Out of office hours on 07789 920414
Notes to editors
- The Electoral Commission is an independent body set up by the UK Parliament. Our aim is integrity and public confidence in the UK’s democratic process. We regulate party and election finance and set standards for well-run elections.
- The Political Parties, Elections and Referendums Act 2000 (PPERA), requires registered political parties on the GB register that have not submitted a Declaration of Exemption to submit weekly donation and borrowing reports to the Commission during a general election campaign. These reports must include all donations over £7,500 to central parties.
- Political parties who do not intend to contest the general election are required to submit a Declaration of Exemption and are thereby exempt from the requirement to submit weekly donation and borrowing reports.
- Prior to 1 January 2010, parties had to report any donation or loans above £5,000 made to the central party.
- Since 1 January 2010, parties must report any donation or borrowing above £7,500 made to the central party.
- Prior to 1 January 2010 parties could accept donations or enter into borrowing of over £200 only if they are deemed ‘permissible’ under the terms of the Political Parties, Elections and Referendums Act (PPERA) 2000 at the time the donation was made or borrowing entered into.
- Since 1 January 2010 parties can accept donations or enter into borrowing of over £500 only if they are deemed ‘permissible’ under the terms of the Political Parties, Elections and Referendums Act (PPERA) 2000 at the time the donation was made or borrowing entered into.
- From 1 November 2007, parties on the Northern Ireland register of political parties were required to conform to donation controls and from July 2008 with controls on loans.

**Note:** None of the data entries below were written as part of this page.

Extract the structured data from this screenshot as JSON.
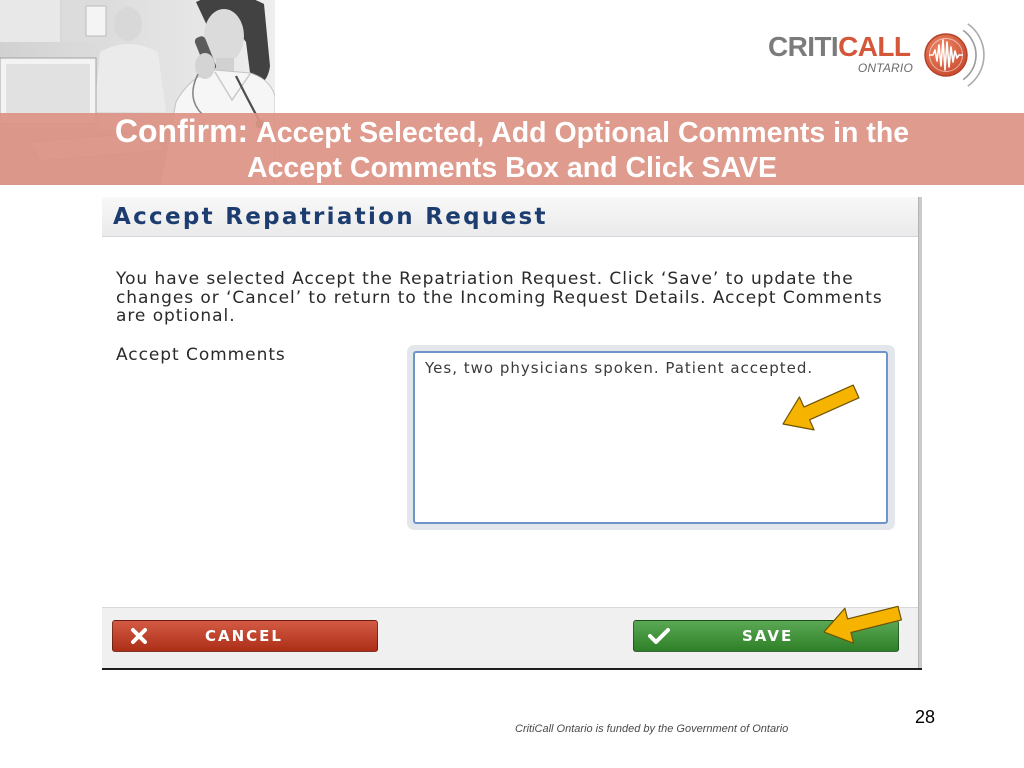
{
  "slide": {
    "title_prefix": "Confirm:",
    "title_line1": "Accept Selected, Add Optional Comments in the",
    "title_line2": "Accept Comments Box and Click SAVE",
    "page_number": "28",
    "footer_note": "CritiCall Ontario is funded by the Government of Ontario",
    "annotation_icon": "pointer-arrow-icon"
  },
  "logo": {
    "text_part1": "CRITI",
    "text_part2": "CALL",
    "subtext": "ONTARIO",
    "icon": "waveform-circle-icon"
  },
  "dialog": {
    "title": "Accept Repatriation Request",
    "message_lines": [
      "You have selected Accept the Repatriation Request. Click ‘Save’ to update the",
      "changes or ‘Cancel’ to return to the Incoming Request Details. Accept Comments",
      "are optional."
    ],
    "comments_label": "Accept Comments",
    "comments_value": "Yes, two physicians spoken. Patient accepted.",
    "cancel_button": {
      "label": "CANCEL",
      "icon": "close-x-icon"
    },
    "save_button": {
      "label": "SAVE",
      "icon": "checkmark-icon"
    }
  },
  "colors": {
    "banner": "#dc9383",
    "logo_gray": "#7b7b7b",
    "logo_red": "#d4573a",
    "dialog_title": "#1d3d70",
    "cancel_button": "#c9361b",
    "save_button": "#36952f",
    "textarea_border": "#6f95c8",
    "arrow": "#f6b400"
  }
}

As required by the legislation, permissible donations and borrowing reported to us will not be published.
- Failure to by political parties to submit weekly donations and borrowing reports may result in the issuance of a penalty notice.
- An ‘accounting unit’ is a constituency party or unit of the party that is responsible for its own financial affairs separately from those of a political party's central organisation.
- For further information on public funding for political parties, including Policy Development Grants and Short Money, please see the Electoral Commission’s website: http://www.electoralcommission.org.uk/party-finance/public_funding
- Under PPERA, donations can be accepted from the following UK-registered organisations and individuals:
- an individual registered in an electoral register
- a registered party in Great Britain
- a company
- a trade union
- a building society
- a limited liability partnership
- a friendly, industrial or provident society
- an unincorporated association